He marks his return by picking a couple of Independent articles on, respectively, the legacy of the Ottoman Empire and the possible reasons for the most recent Bali bombing and treating them the way a prowling ginger tom deals with a pair of startled rabbits with no means of escape.
Congratulations to the Independent – which, in my absence, has successfully completed the transition from “newspaper” to “daily propaganda pamphlet”. Long in coming, the change was finally completed with the publication of Saturday’s edition, the cover of which entirely eschews such outmoded conceits as, say, reporting the news, in favour of a list of six reasons “why Europe should embrace its Muslim neighbor”.
Admittedly, some of these reasons may at first seem somewhat odd to those few among the readership who have not been properly educated. Such a reader might, for example, take issue with the assertion that “the Ottomans, with the ships and caravans, achieved domination of the silk road and taught the west everything it knew about trade before the advent of ocean growing ships” – naively assuming that perhaps the Roman Empire, which predated that of the Ottomans by over a millennium, knew something about trade as well.
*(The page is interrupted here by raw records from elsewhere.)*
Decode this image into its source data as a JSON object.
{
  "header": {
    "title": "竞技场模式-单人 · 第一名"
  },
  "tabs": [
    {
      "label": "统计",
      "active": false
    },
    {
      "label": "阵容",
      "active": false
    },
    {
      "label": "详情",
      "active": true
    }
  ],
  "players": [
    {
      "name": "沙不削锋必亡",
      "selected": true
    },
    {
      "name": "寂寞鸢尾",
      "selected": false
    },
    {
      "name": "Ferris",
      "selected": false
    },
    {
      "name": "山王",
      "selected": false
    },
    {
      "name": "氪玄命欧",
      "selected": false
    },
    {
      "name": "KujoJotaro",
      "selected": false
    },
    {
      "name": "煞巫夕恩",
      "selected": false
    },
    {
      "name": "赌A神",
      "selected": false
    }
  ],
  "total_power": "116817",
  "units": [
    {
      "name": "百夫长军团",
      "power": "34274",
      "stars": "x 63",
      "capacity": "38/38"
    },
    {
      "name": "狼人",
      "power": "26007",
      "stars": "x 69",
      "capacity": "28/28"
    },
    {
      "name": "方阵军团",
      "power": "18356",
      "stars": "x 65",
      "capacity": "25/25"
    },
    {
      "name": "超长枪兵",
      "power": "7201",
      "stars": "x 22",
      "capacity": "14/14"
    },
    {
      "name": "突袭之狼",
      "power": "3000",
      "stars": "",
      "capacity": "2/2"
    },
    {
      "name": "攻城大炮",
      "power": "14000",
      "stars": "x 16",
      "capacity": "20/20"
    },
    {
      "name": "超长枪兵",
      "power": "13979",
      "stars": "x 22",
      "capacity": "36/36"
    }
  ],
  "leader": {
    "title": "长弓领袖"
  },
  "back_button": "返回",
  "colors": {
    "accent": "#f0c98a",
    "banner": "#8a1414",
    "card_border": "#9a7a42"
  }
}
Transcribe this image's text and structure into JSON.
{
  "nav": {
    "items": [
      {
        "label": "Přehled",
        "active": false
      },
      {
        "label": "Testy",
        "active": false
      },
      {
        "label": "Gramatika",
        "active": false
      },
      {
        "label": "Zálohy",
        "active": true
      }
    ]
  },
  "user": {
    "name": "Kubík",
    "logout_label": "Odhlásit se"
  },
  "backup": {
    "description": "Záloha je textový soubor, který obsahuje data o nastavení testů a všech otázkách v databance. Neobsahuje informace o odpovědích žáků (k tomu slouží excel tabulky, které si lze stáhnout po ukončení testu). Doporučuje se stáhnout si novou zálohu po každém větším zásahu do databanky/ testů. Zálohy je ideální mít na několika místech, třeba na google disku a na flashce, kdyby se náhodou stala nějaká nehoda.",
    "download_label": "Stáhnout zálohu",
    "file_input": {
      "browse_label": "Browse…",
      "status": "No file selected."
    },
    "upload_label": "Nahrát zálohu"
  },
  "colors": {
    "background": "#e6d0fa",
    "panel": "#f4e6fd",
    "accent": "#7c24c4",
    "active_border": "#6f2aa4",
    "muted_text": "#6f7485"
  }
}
Similarly ignorant readers may hold the erroneous belief that Rome had both a highly successful governmental bureaucracy and a moderately imposing standing army. Wrong again – for, as we are informed by the Indy, it was the Ottomans (empire established 1299AD) who were “the pioneers of a disciplined bureaucracy and inventors of a standing army”.
Ouch. But he’s not finished there:
Meanwhile, editors of the Sunday edition seem to have discovered that it’s best not to actually read the stories that they’re commenting on, as the facts reported in the news columns might undermine the more important political point that needs making.
Hence, we find this observation in yesterday’s leader (leader, not online):
“There can be little doubt that the bombs in Bali are linked to issues surrounding the war. It is no coincidence that Australia, whose citizens are likely to be the majority of the victims, is fully committed in Iraq.”
We needn’t concern ourselves with the fact that similar bombings have been taking place in Indonesia since at least 2000 – this bombing is essentially and indisputably about Iraq. We know this because Australians are “likely to be the majority of the victims”.